Even though it’s not a pleasant thought, preparing for the worst helps you to ensure your loved ones are taken care of. As a people-centred credit union, we know how important this is. Our credit union is owned by its members, and we all want to make sure the important people in our lives can benefit from any credit union savings or wealth we pass on.
Let’s take a look at what happens to your account after you pass away.
Preparing Your Finances
Getting your finances in order early is a good idea. This ensures your loved ones won’t be hit with any unexpected bills or costs and that everyone is clear on what they are entitled to from your estate. Here are some things to consider.
1. Write Your Will
Your will is an essential document. It helps your family understand your last wishes clearly and ensures there’s no confusion about what needs to happen to your assets. A will is legally binding and can ensure your wishes are carried out.
Not creating a will means your assets and wealth will be shared out in a way defined by UK law which might not be how you want. A will can also reduce the amount of inheritance tax your loved ones end up paying on anything they inherit.
2. Plan Funeral Expenses
Ensure your funeral preferences are clear, and decide whether you would like cremation or burial. Creating a plan for your funeral not only helps relieve your loved ones of some stress as they know they’re carrying out your wishes, but it also helps you plan for the costs associated.
Paying into a funeral plan can help to distribute some of the costs associated with having a funeral. Paying for life insurance can also involve extra benefits that help pay for your funeral. Your credit union could help you save towards your funeral costs. Talk to us about putting away a little extra money each month to help pay for these expenses when the time comes.
3. Organise Important Information
Make sure all legal and financial matters are taken care of or will be tied up, including
- Providing a solicitor or a person you trust with important documents, account information, and contact details.
- Instructing a solicitor or lawyer to formally arrange and tie up any lose ends.
- Plan for any debts to be fulfilled or handled.
- Plan for long-term costs and expenses associated with care, disability, illness, and early retirement.
- Ensure there is someone who can speak on your behalf if you lose your ability to give consent, such as a lasting power of attorney.
Money Helper offers a comprehensive guide to organising your financial affairs in more detail.
What happens to your credit union account after you die?
All good credit unions, like Metro Moneywise, will help members make the necessary preparations with their loved ones and final wishes in mind.
Your credit union will set up a beneficiary on your account. Your beneficiary can be anyone; it doesn’t have to be just one person. You may want to choose to nominate the same people you’ve written into your will or choose one person you trust who has agreed to handle the money in your account according to your wishes.
Nominating a beneficiary is legally binding.

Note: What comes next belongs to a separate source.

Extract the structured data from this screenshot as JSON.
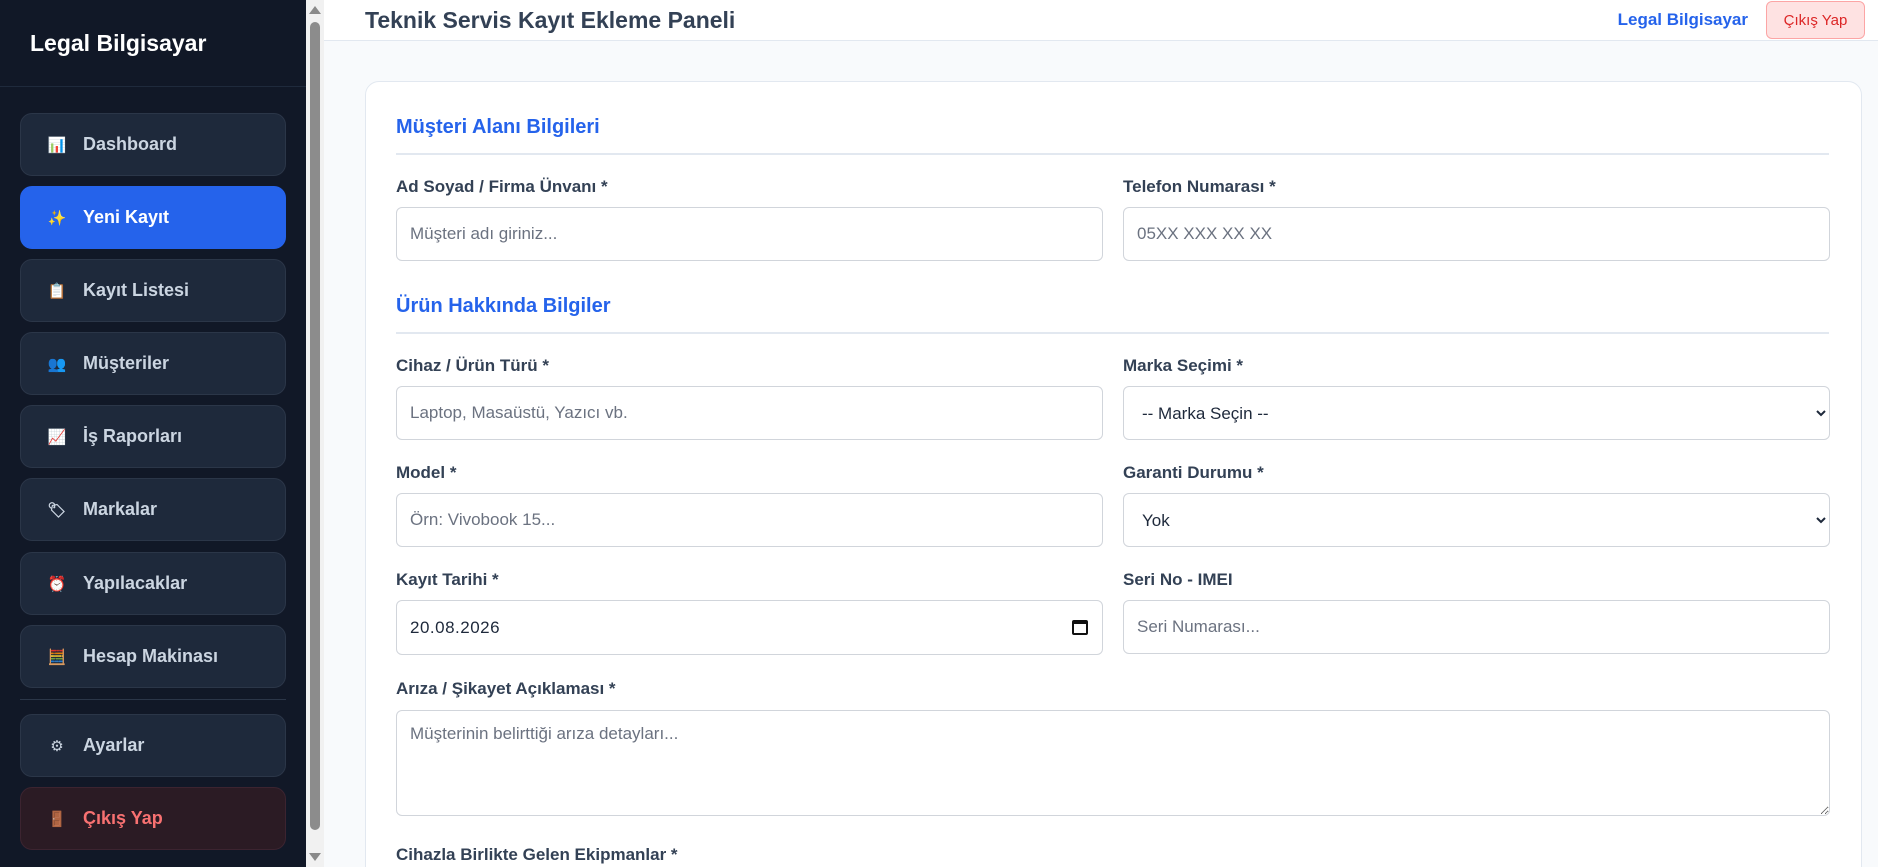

This means you can be assured your money will go to the person or people you nominated. You may want to review your decision every few years to ensure it’s up to date in case you wish to add or remove any nominated people.

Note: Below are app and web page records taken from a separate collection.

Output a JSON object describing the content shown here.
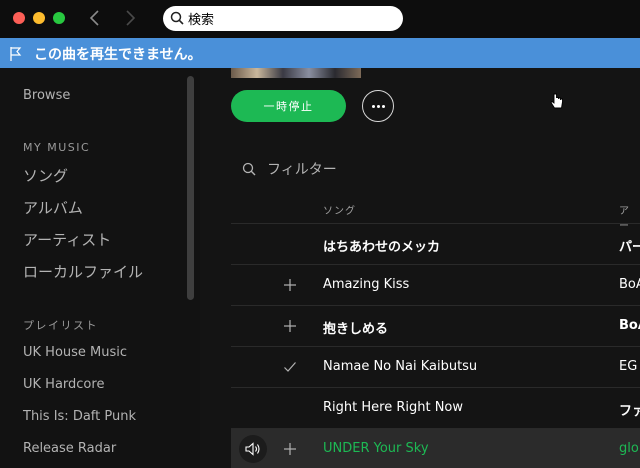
{
  "search": {
    "value": "検索"
  },
  "banner": {
    "message": "この曲を再生できません。"
  },
  "sidebar": {
    "browse": "Browse",
    "my_music_header": "MY MUSIC",
    "my_music": [
      "ソング",
      "アルバム",
      "アーティスト",
      "ローカルファイル"
    ],
    "playlists_header": "プレイリスト",
    "playlists": [
      "UK House Music",
      "UK Hardcore",
      "This Is: Daft Punk",
      "Release Radar"
    ]
  },
  "main": {
    "play_label": "一時停止",
    "filter_label": "フィルター",
    "columns": {
      "song": "ソング",
      "artist": "アー"
    },
    "tracks": [
      {
        "title": "はちあわせのメッカ",
        "artist": "パー",
        "mark": "none"
      },
      {
        "title": "Amazing Kiss",
        "artist": "BoA",
        "mark": "plus"
      },
      {
        "title": "抱きしめる",
        "artist": "BoA",
        "mark": "plus"
      },
      {
        "title": "Namae No Nai Kaibutsu",
        "artist": "EG",
        "mark": "check"
      },
      {
        "title": "Right Here Right Now",
        "artist": "ファ",
        "mark": "none"
      },
      {
        "title": "UNDER Your Sky",
        "artist": "glo",
        "mark": "plus",
        "playing": true
      }
    ]
  },
  "colors": {
    "accent": "#1db954",
    "banner": "#4a90d9",
    "background": "#121212"
  }
}
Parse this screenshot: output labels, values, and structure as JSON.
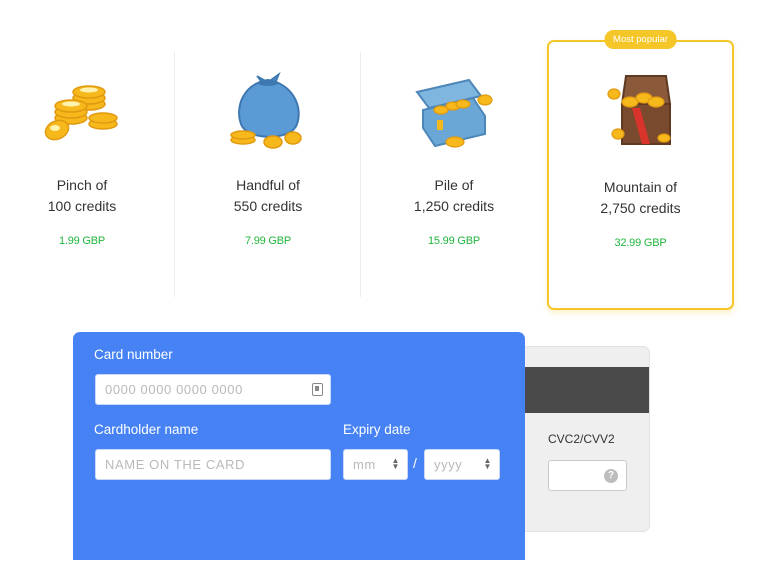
{
  "packages": [
    {
      "title": "Pinch of",
      "amount": "100 credits",
      "price": "1.99 GBP",
      "icon": "coin-stack-icon"
    },
    {
      "title": "Handful of",
      "amount": "550 credits",
      "price": "7.99 GBP",
      "icon": "coin-bag-icon"
    },
    {
      "title": "Pile of",
      "amount": "1,250 credits",
      "price": "15.99 GBP",
      "icon": "coin-chest-icon"
    },
    {
      "title": "Mountain of",
      "amount": "2,750 credits",
      "price": "32.99 GBP",
      "icon": "treasure-chest-icon",
      "badge": "Most popular",
      "selected": true
    }
  ],
  "card_form": {
    "card_number_label": "Card number",
    "card_number_placeholder": "0000 0000 0000 0000",
    "cardholder_label": "Cardholder name",
    "cardholder_placeholder": "NAME ON THE CARD",
    "expiry_label": "Expiry date",
    "month_placeholder": "mm",
    "year_placeholder": "yyyy",
    "separator": "/",
    "cvv_label": "CVC2/CVV2",
    "cvv_help": "?"
  },
  "colors": {
    "accent_blue": "#4682f4",
    "price_green": "#21b53d",
    "popular_gold": "#f5c628"
  }
}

The beneficiary or beneficiaries will be passed the money held in your account as a lump sum when you pass away, no matter how much you’ve saved.
Many credit unions offer life insurance on loans. This means that your loan is automatically paid off if you die, and your loved ones don’t need to worry about it.

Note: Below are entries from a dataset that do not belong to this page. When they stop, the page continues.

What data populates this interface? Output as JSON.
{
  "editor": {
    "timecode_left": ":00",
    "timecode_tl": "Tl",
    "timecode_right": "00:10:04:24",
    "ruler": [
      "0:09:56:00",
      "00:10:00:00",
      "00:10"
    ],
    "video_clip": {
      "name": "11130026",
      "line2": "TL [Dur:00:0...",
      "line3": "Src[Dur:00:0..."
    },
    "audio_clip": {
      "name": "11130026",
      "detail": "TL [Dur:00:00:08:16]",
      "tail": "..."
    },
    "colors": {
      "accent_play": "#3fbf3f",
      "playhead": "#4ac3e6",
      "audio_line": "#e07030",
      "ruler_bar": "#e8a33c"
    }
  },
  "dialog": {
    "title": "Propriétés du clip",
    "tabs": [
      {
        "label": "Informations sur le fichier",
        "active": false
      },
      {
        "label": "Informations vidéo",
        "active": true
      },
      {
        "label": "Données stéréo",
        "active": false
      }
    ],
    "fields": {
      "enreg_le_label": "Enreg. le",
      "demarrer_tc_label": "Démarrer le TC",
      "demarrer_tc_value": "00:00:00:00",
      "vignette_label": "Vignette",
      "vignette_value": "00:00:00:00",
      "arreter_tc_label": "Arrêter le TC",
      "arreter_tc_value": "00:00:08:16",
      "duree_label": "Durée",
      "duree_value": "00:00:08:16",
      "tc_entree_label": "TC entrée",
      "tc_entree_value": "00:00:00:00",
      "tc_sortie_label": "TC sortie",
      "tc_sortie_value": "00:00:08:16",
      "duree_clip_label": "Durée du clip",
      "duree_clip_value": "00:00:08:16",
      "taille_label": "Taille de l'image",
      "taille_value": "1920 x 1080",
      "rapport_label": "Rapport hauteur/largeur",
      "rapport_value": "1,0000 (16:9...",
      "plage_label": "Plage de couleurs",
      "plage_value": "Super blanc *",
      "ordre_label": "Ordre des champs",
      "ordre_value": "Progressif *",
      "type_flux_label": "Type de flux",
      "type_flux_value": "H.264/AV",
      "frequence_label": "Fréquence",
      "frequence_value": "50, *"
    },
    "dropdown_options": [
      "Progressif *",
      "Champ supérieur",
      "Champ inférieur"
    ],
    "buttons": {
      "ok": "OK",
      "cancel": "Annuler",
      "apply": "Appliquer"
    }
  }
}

Saving with a credit union has a whole range of benefits that can give you more financial independence and help you accumulate more wealth for a rainy day. Take a look at our blog for more information.
- Credit Union Savings Rates and Interest Rates Explained
- Benefits of Saving With Credit Union
- Should You Open a Credit Union or Bank for Savings Account?
- How to Find the Best Credit Union for Savings Account
- Can I Take My Savings Out of My Credit Union Account?
- How Are Credit Unions Regulated?